  19. Variance Estimators Two Methods: • Skinner and Rao(1996) described a method for estimating the variance of using Taylor linearization. • Lohr and Rao(2000) defined jackknife variance estimator for estimators from dual frame surveys and showed that jackknife variance estimator is asymptotically equivalent to the Taylor linearization variance estimator.

  20. Variance Estimators • Simulation results ( Lohr and Rao 2000) showed that in comparing the linearization estimator, full jackknife and modified jackknife estimators • The jackknife estimator has exhibited smaller bias than the linearization estimator. • The relative bias of all three estimators of the variance tends to decrease as the sample size increase. • For the smaller sample sizes, the linearization and modified jackknife methods underestimate the EMSE. • Coverage probabilities, though similar for the three variance estimators, were slightly higher for the full jackknife.

  21. Variance Estimators 5. The jackknife methods are less stable than the linearization estimator of the variance as judged by the values of relative standard error. 6. For single frame estimator, the jackknife and linearization estimates of the variance coincide. 7. For the other estimators, both the linearization and modified jackknife estimates of the variance are biased downward.

  22. Conclusion • Multiple Frame Surveys can be extremely beneficial when sampling rare populations and when a complete frame is very expensive to sample • Different estimators of the total are proposed.

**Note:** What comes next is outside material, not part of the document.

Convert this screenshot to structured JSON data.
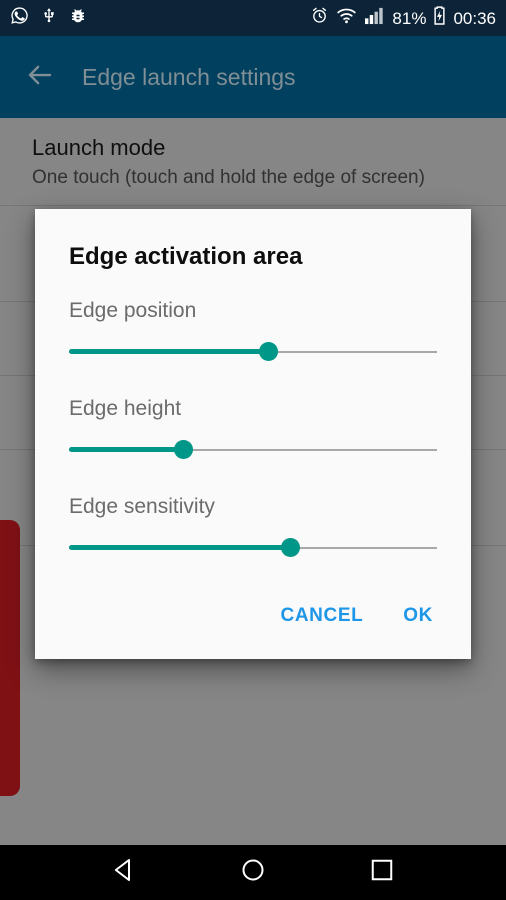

Choice of estimators will depend on survey design and complexity: FB is the most efficient, however due to additional calculations and complexity PML may be preferred

  23. References • H.O. Hartley (1974), “Multiple Frame Methodology and Selected Applications”, Sankhya, the Indian Journal of Statistics, Series C, 36, 99-118. • C. J. Skinner and J. N. K. Rao(1996), “Estimation in Dual Frame Surveys with Complex Designs”, Journal of the American Statistical Association, 91, 349-356. • Sharon L. Lohr and J.N.K. Rao(2000), “Inference from Dual Frame Surveys”, Journal of the American Statistical Association, 95, 2710280. • Sharon L. Lohr and J. N. K. Rao(2006), “Estimation in Multiple-Frame Surveys”, Journal of the American Statistical Association (under revision). • J. Lessler and W. Kalsbeek (1992), Non-sampling Error in Surveys, John Wiley & Sons, Inc.